History of garrigue
Finding out information about our house is both fascinating and tricky. You hear stories and find 'facts' but then they start to contradict each other. Here is our best estimation of Garrigue's history.
Garrigue translates as 'scrubland' or 'unfarmable land'. This isn't surprising as the ground is incredibly rocky under the grass and it slopes down to the stream. The Château Garrigue stood opposite our house. There is little evidence of it now, other than an old pigeonniere with a date stone of 1729.
You can see from the stonework and oak beams that our house is built in the same method as the château so we have every reason to think it's the same age - coming up to its 300 year birthday.
Garrigue was principally worker's cottages designed to feed into the main château from around 1729 onwards. We suspect our house (to the right of our pigeonniere tower) was two small cottages that housed families working at subsistence level. They probably had 10-12 cattle. The part of our building to the left of the pigeonniere (where the cottages are today) was a large barn that used to stable the cows.
The principal 20th century owners lived in the property for over 80 years. The family operated the cattle farm until 1996 when they retired. We met them once as they now live in Eymet. They were eager to see what had been done to the building.
The last owners arrived in Christmas 1999. An English couple who still live locally, they put the serious work into converting Garrigue. They gave it a new roof, new plumbing, new electrics, converted the barn into three gîtes and installed the swimming pool.

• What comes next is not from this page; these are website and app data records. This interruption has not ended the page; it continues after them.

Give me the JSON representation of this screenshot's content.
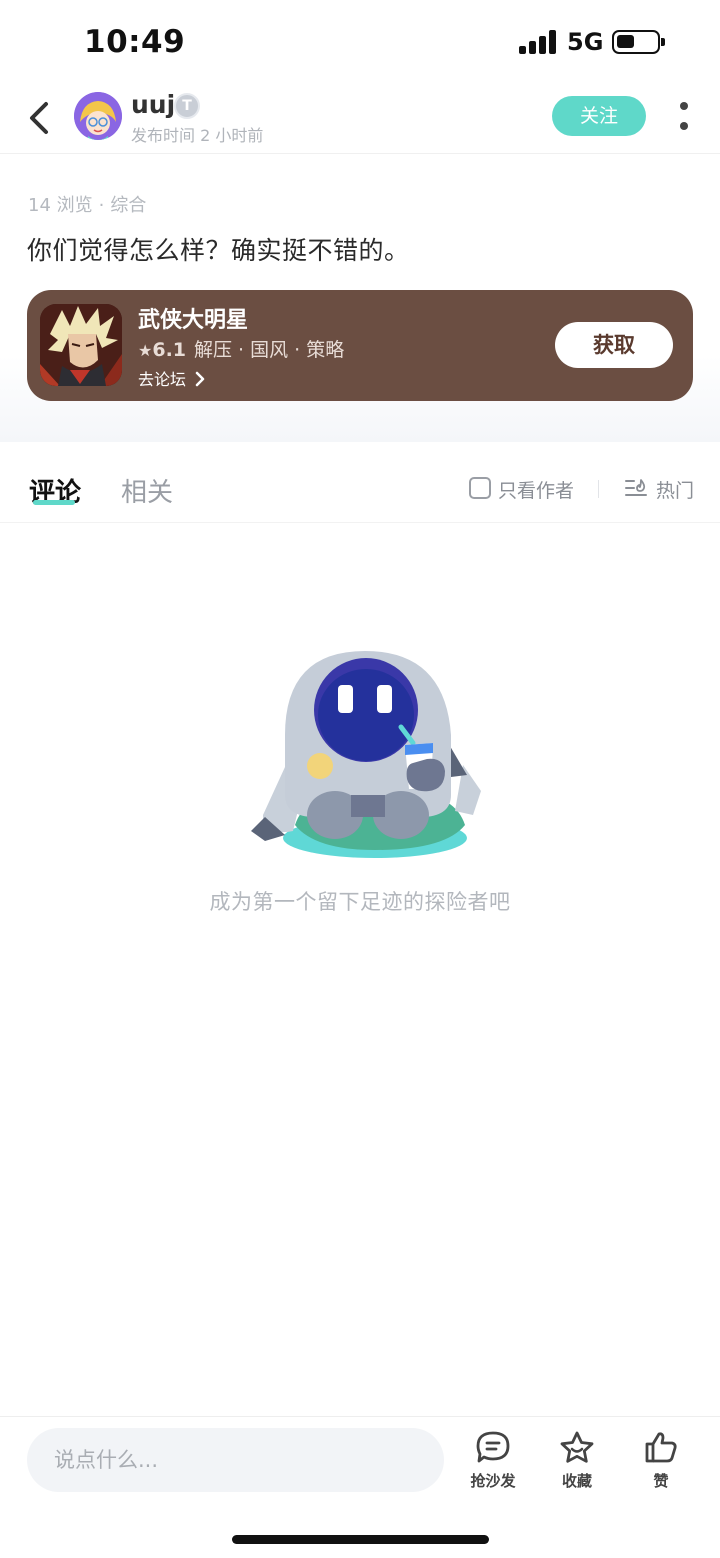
{
  "status_bar": {
    "time": "10:49",
    "network": "5G",
    "battery_level": 0.45
  },
  "header": {
    "username": "uuj",
    "badge_letter": "T",
    "post_time": "发布时间 2 小时前",
    "follow_label": "关注"
  },
  "post": {
    "views": "14 浏览",
    "separator": "·",
    "category": "综合",
    "text": "你们觉得怎么样？确实挺不错的。"
  },
  "game_card": {
    "name": "武侠大明星",
    "star": "★",
    "rating": "6.1",
    "tags": "解压 · 国风 · 策略",
    "forum_link": "去论坛",
    "chevron": "›",
    "get_label": "获取",
    "card_color": "#6b4e42"
  },
  "tabs": {
    "comments": "评论",
    "related": "相关",
    "author_only": "只看作者",
    "sort": "热门",
    "accent": "#5fd8c9"
  },
  "empty_state": {
    "message": "成为第一个留下足迹的探险者吧"
  },
  "bottom_bar": {
    "input_placeholder": "说点什么...",
    "sofa_label": "抢沙发",
    "favorite_label": "收藏",
    "like_label": "赞"
  }
}
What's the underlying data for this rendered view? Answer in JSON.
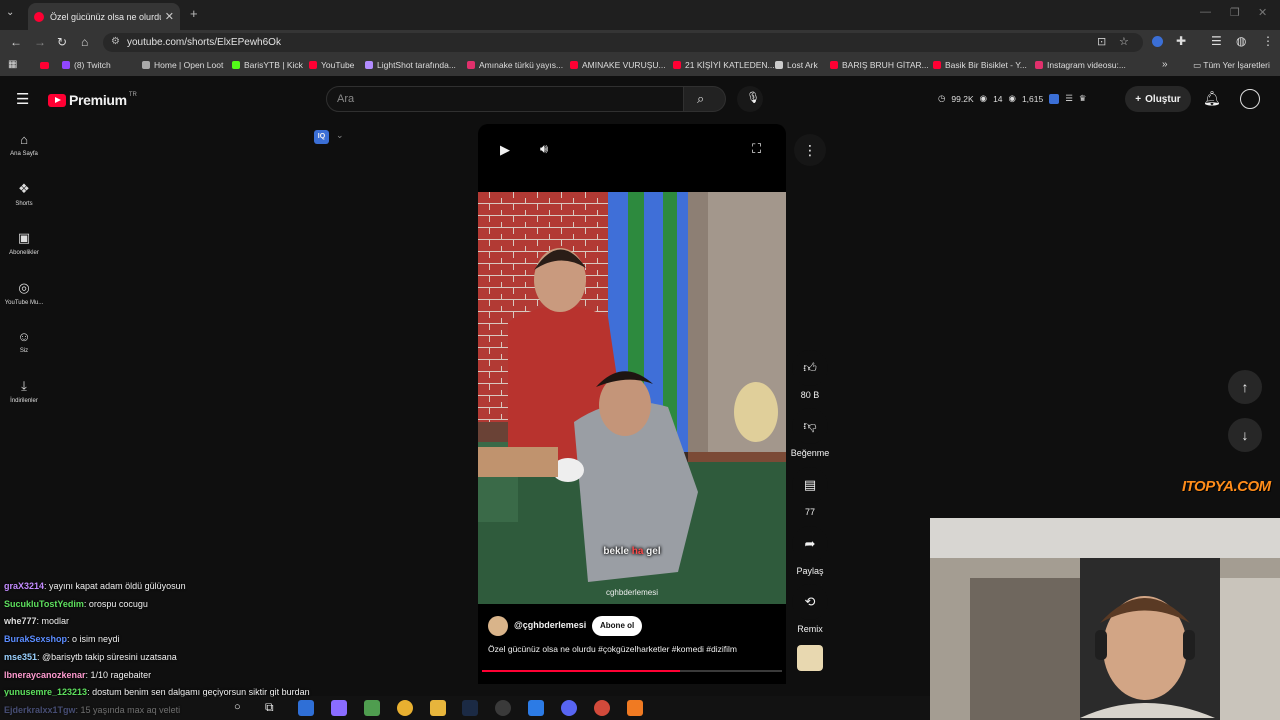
{
  "browser": {
    "tab_title": "Özel gücünüz olsa ne olurdu #...",
    "tab_close": "✕",
    "new_tab": "+",
    "url": "youtube.com/shorts/ElxEPewh6Ok",
    "bookmarks": [
      {
        "label": "(8) Twitch",
        "color": "#9146ff"
      },
      {
        "label": "Home | Open Loot",
        "color": "#aaaaaa"
      },
      {
        "label": "BarisYTB | Kick",
        "color": "#53fc18"
      },
      {
        "label": "YouTube",
        "color": "#ff0033"
      },
      {
        "label": "LightShot tarafında...",
        "color": "#b28cff"
      },
      {
        "label": "Amınake türkü yayıs...",
        "color": "#e1306c"
      },
      {
        "label": "AMINAKE VURUŞU...",
        "color": "#ff0033"
      },
      {
        "label": "21 KİŞİYİ KATLEDEN...",
        "color": "#ff0033"
      },
      {
        "label": "Lost Ark",
        "color": "#cccccc"
      },
      {
        "label": "BARIŞ BRUH GİTAR...",
        "color": "#ff0033"
      },
      {
        "label": "Basik Bir Bisiklet - Y...",
        "color": "#ff0033"
      },
      {
        "label": "Instagram videosu:...",
        "color": "#e1306c"
      }
    ],
    "all_bookmarks": "Tüm Yer İşaretleri"
  },
  "youtube": {
    "logo_text": "Premium",
    "logo_region": "TR",
    "search_placeholder": "Ara",
    "stats": {
      "views": "99.2K",
      "a": "14",
      "b": "1,615"
    },
    "create_label": "Oluştur",
    "sidebar": [
      {
        "label": "Ana Sayfa",
        "icon": "home-icon",
        "glyph": "⌂"
      },
      {
        "label": "Shorts",
        "icon": "shorts-icon",
        "glyph": "❖"
      },
      {
        "label": "Abonelikler",
        "icon": "subscriptions-icon",
        "glyph": "▣"
      },
      {
        "label": "YouTube Mu...",
        "icon": "music-icon",
        "glyph": "◎"
      },
      {
        "label": "Siz",
        "icon": "you-icon",
        "glyph": "☺"
      },
      {
        "label": "İndirilenler",
        "icon": "download-icon",
        "glyph": "⤓"
      }
    ]
  },
  "short": {
    "subtitle_a": "bekle",
    "subtitle_b": "ha",
    "subtitle_c": "gel",
    "watermark": "cghbderlemesi",
    "channel": "@çghbderlemesi",
    "subscribe": "Abone ol",
    "title": "Özel gücünüz olsa ne olurdu #çokgüzelharketler #komedi #dizifilm",
    "progress": 0.66,
    "likes": "80 B",
    "dislike_label": "Beğenme",
    "comments": "77",
    "share_label": "Paylaş",
    "remix_label": "Remix"
  },
  "chat": [
    {
      "user": "graX3214",
      "color": "#c38bff",
      "msg": ": yayını kapat adam öldü gülüyosun"
    },
    {
      "user": "SucukluTostYedim",
      "color": "#5ee05e",
      "msg": ": orospu cocugu"
    },
    {
      "user": "whe777",
      "color": "#dddddd",
      "msg": ": modlar"
    },
    {
      "user": "BurakSexshop",
      "color": "#5b8cff",
      "msg": ": o isim neydi"
    },
    {
      "user": "mse351",
      "color": "#9ad1ff",
      "msg": ": @barisytb takip süresini uzatsana"
    },
    {
      "user": "lbneraycanozkenar",
      "color": "#ff9bd0",
      "msg": ": 1/10 ragebaiter"
    },
    {
      "user": "yunusemre_123213",
      "color": "#5ee05e",
      "msg": ": dostum benim sen dalgamı geçiyorsun siktir git burdan"
    },
    {
      "user": "Ejderkralxx1Tgw",
      "color": "#8fa0ff",
      "msg": ": 15 yaşında max aq veleti"
    }
  ],
  "overlay": {
    "sponsor": "ITOPYA.COM"
  }
}
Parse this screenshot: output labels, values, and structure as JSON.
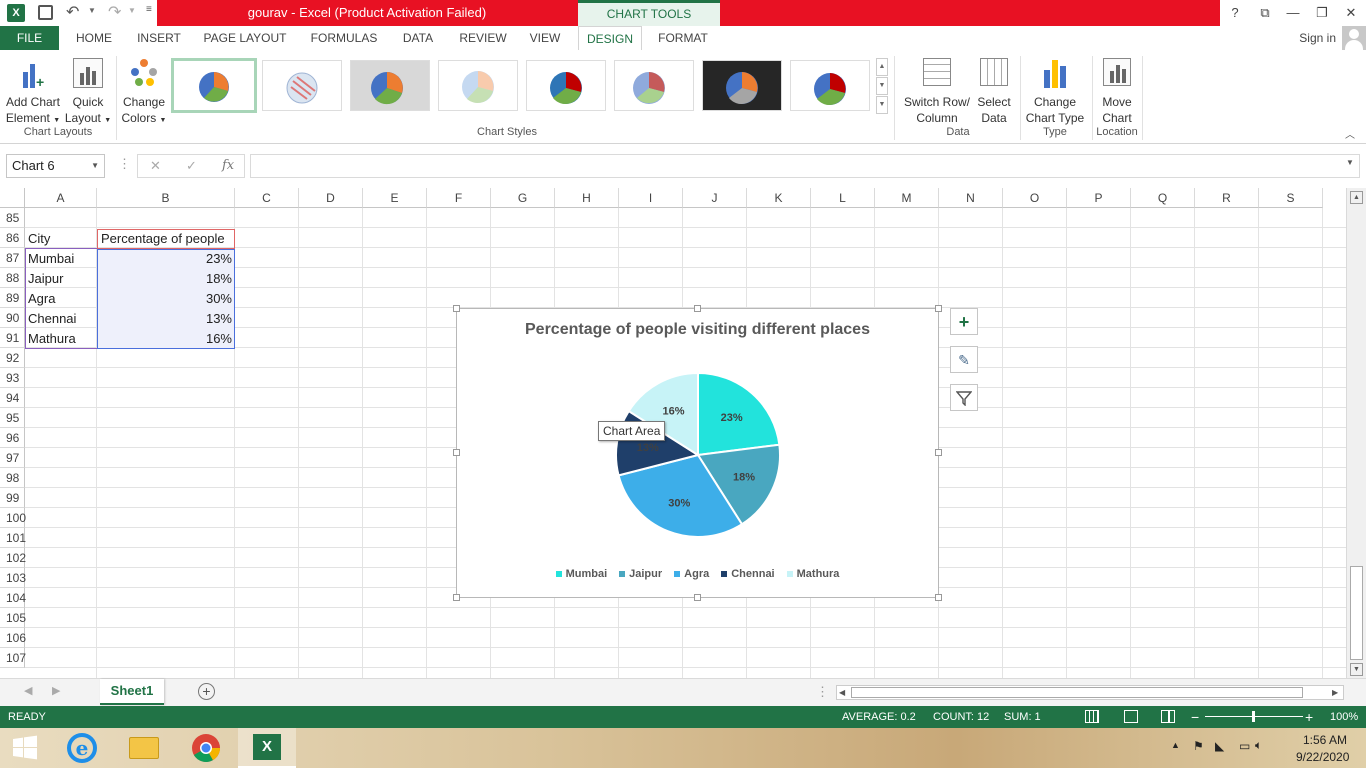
{
  "title_bar": {
    "title": "gourav  -  Excel (Product Activation Failed)",
    "context_tab": "CHART TOOLS",
    "help": "?"
  },
  "tabs": [
    {
      "label": "FILE"
    },
    {
      "label": "HOME"
    },
    {
      "label": "INSERT"
    },
    {
      "label": "PAGE LAYOUT"
    },
    {
      "label": "FORMULAS"
    },
    {
      "label": "DATA"
    },
    {
      "label": "REVIEW"
    },
    {
      "label": "VIEW"
    },
    {
      "label": "DESIGN"
    },
    {
      "label": "FORMAT"
    }
  ],
  "sign_in": "Sign in",
  "ribbon": {
    "add_chart_element": [
      "Add Chart",
      "Element"
    ],
    "quick_layout": [
      "Quick",
      "Layout"
    ],
    "change_colors": [
      "Change",
      "Colors"
    ],
    "switch_row_column": [
      "Switch Row/",
      "Column"
    ],
    "select_data": [
      "Select",
      "Data"
    ],
    "change_chart_type": [
      "Change",
      "Chart Type"
    ],
    "move_chart": [
      "Move",
      "Chart"
    ],
    "groups": {
      "chart_layouts": "Chart Layouts",
      "chart_styles": "Chart Styles",
      "data": "Data",
      "type": "Type",
      "location": "Location"
    }
  },
  "formula_bar": {
    "name_box": "Chart 6",
    "fx": "fx",
    "value": ""
  },
  "columns": [
    "A",
    "B",
    "C",
    "D",
    "E",
    "F",
    "G",
    "H",
    "I",
    "J",
    "K",
    "L",
    "M",
    "N",
    "O",
    "P",
    "Q",
    "R",
    "S"
  ],
  "rows": [
    "85",
    "86",
    "87",
    "88",
    "89",
    "90",
    "91",
    "92",
    "93",
    "94",
    "95",
    "96",
    "97",
    "98",
    "99",
    "100",
    "101",
    "102",
    "103",
    "104",
    "105",
    "106",
    "107"
  ],
  "table": {
    "header": [
      "City",
      "Percentage of people"
    ],
    "rows": [
      [
        "Mumbai",
        "23%"
      ],
      [
        "Jaipur",
        "18%"
      ],
      [
        "Agra",
        "30%"
      ],
      [
        "Chennai",
        "13%"
      ],
      [
        "Mathura",
        "16%"
      ]
    ]
  },
  "chart_data": {
    "type": "pie",
    "title": "Percentage of people visiting different places",
    "categories": [
      "Mumbai",
      "Jaipur",
      "Agra",
      "Chennai",
      "Mathura"
    ],
    "values": [
      23,
      18,
      30,
      13,
      16
    ],
    "data_labels": [
      "23%",
      "18%",
      "30%",
      "13%",
      "16%"
    ],
    "colors": [
      "#22e3dc",
      "#49a7c0",
      "#3daee9",
      "#1f3f6a",
      "#c7f3f7"
    ],
    "legend": "bottom"
  },
  "tooltip": "Chart Area",
  "sheet": {
    "tab": "Sheet1"
  },
  "status": {
    "ready": "READY",
    "average": "AVERAGE: 0.2",
    "count": "COUNT: 12",
    "sum": "SUM: 1",
    "zoom": "100%"
  },
  "taskbar": {
    "time": "1:56 AM",
    "date": "9/22/2020"
  }
}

We purchased Garrigue in 2016 and gave it a total style change including new bathrooms and kitchens in all the cottages. We made major changes to our own house too.